The public prosecutor of Paris said Friday that he will appeal the decision by a court to clear former French prime minister Dominique de Villepin of all charges in a scheme to smear President Nicolas Sarkozy.
"I declared Dominique de Villepin guilty in court. No one would understand if I did not file an appeal," Jean-Claude Marin told Europe 1 radio.
On Thursday, a Paris court ruled that there was no proof that Villepin had played any role in disseminating a forged list containing the names of scores of individual, including that of Sarkozy, who allegedly had received kickbacks from the 1991 sale of French frigates to Taiwan.
Marin said he had been "surprised" by the verdict, which "seems the opposite of what had been said during the trial."
A retrial could take place by the end of the year or the beginning of 2011, he said.
Villepin reacted immediately, telling RMC radio that Sarkozy was behind the decision to put him on trial again.
"Nicholas Sarkozy prefers to persist in his bitterness, in his hatred," said the former prime minister. "It is a sad spectacle. It is not a good day for politics."
Villepin and Sarkozy have waged a fierce political rivalry since they were ministers in the government of president Jacques Chirac.
On Thursday, just hours after he was cleared, Villepin depicted himself as a conservative alternative to Sarkozy, whose policies, he said, "are not bringing results."

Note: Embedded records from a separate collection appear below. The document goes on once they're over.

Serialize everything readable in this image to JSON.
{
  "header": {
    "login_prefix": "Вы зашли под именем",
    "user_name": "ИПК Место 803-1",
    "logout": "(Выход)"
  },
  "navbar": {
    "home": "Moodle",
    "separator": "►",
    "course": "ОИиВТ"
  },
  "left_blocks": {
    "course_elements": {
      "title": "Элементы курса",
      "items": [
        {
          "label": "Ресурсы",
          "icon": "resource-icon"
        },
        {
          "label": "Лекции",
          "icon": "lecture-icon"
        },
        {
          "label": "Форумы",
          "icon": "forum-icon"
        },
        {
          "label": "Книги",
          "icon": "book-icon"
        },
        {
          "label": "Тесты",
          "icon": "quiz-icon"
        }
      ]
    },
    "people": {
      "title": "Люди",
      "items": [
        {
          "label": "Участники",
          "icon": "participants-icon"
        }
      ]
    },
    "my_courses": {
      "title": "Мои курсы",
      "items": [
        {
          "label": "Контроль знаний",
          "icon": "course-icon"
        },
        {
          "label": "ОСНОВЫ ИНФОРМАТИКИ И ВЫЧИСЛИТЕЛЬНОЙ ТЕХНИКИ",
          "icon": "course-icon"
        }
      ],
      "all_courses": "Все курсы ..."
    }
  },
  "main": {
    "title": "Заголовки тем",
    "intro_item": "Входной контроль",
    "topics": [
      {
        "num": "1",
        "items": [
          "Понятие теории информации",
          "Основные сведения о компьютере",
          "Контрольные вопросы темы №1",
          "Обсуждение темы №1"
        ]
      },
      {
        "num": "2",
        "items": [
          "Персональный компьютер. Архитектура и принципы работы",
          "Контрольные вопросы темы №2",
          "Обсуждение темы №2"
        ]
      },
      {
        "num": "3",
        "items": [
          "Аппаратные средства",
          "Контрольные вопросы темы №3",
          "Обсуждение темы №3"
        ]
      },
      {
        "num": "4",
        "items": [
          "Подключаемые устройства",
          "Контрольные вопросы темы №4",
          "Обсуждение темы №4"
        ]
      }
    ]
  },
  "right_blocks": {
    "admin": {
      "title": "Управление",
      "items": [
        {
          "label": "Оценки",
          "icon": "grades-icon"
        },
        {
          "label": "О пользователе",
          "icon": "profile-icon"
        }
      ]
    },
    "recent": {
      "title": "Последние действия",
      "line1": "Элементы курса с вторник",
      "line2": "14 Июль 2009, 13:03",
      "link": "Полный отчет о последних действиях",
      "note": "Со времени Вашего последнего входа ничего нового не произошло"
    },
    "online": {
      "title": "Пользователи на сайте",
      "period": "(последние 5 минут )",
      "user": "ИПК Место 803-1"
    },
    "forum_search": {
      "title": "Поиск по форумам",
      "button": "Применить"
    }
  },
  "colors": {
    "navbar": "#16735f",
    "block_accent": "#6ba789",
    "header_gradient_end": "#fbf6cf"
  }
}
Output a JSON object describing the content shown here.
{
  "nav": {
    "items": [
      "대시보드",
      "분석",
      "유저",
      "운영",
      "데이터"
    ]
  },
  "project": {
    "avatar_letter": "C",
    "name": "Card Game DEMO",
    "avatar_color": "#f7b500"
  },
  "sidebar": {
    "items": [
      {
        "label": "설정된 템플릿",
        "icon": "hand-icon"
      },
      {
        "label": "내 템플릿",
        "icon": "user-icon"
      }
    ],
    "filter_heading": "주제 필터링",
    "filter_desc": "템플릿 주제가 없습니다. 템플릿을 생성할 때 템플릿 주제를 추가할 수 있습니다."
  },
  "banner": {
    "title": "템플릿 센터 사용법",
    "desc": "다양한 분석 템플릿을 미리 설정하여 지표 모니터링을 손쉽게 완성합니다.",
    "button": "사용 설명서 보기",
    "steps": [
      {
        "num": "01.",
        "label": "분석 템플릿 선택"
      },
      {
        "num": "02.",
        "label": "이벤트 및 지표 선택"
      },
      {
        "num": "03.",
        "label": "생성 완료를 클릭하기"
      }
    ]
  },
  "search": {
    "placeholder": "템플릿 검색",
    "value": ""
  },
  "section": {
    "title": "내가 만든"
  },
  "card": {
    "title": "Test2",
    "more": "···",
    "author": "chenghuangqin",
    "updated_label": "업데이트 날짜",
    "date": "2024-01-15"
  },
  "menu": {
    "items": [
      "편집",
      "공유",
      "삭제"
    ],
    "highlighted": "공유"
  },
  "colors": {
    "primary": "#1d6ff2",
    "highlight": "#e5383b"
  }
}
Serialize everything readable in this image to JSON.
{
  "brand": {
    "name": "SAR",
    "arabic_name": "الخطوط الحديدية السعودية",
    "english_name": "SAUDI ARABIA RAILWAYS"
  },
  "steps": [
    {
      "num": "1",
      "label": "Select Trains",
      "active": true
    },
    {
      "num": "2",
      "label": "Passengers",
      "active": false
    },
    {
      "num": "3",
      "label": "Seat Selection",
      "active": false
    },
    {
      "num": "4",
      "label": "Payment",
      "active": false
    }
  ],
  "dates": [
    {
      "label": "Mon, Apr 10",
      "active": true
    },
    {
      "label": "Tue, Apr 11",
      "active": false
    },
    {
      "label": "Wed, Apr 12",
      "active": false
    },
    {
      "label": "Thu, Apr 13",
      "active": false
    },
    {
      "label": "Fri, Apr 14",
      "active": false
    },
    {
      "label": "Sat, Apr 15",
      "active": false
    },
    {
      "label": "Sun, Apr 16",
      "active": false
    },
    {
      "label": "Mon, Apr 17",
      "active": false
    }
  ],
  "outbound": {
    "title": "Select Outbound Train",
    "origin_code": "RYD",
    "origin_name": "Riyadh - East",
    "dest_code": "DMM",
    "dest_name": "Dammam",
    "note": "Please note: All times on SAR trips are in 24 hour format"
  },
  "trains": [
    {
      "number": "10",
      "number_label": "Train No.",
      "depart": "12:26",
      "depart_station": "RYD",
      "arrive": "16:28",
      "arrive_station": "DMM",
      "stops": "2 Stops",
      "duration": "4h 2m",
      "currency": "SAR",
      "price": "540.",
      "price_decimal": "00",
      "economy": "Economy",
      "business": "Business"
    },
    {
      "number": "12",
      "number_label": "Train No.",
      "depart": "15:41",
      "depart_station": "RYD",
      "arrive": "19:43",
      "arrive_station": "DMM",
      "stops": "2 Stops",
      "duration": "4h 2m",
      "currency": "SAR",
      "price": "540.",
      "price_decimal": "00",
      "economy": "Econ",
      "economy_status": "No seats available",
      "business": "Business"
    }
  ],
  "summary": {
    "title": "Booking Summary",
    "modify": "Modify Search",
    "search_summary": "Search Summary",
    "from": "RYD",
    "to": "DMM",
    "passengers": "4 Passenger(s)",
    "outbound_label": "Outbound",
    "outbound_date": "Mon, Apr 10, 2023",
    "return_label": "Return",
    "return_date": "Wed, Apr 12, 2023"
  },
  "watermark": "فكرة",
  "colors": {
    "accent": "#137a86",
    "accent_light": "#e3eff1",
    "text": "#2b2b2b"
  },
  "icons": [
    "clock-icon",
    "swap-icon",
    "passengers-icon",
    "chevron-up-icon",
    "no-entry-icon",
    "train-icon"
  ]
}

Asked about a possible challenge to Sarkozy for the 2012 presidential election, Villepin said, "My preoccupation is not 2012, it is 2010, it is today." He added that "other responses are possible" within the centre-right coalition governing the country.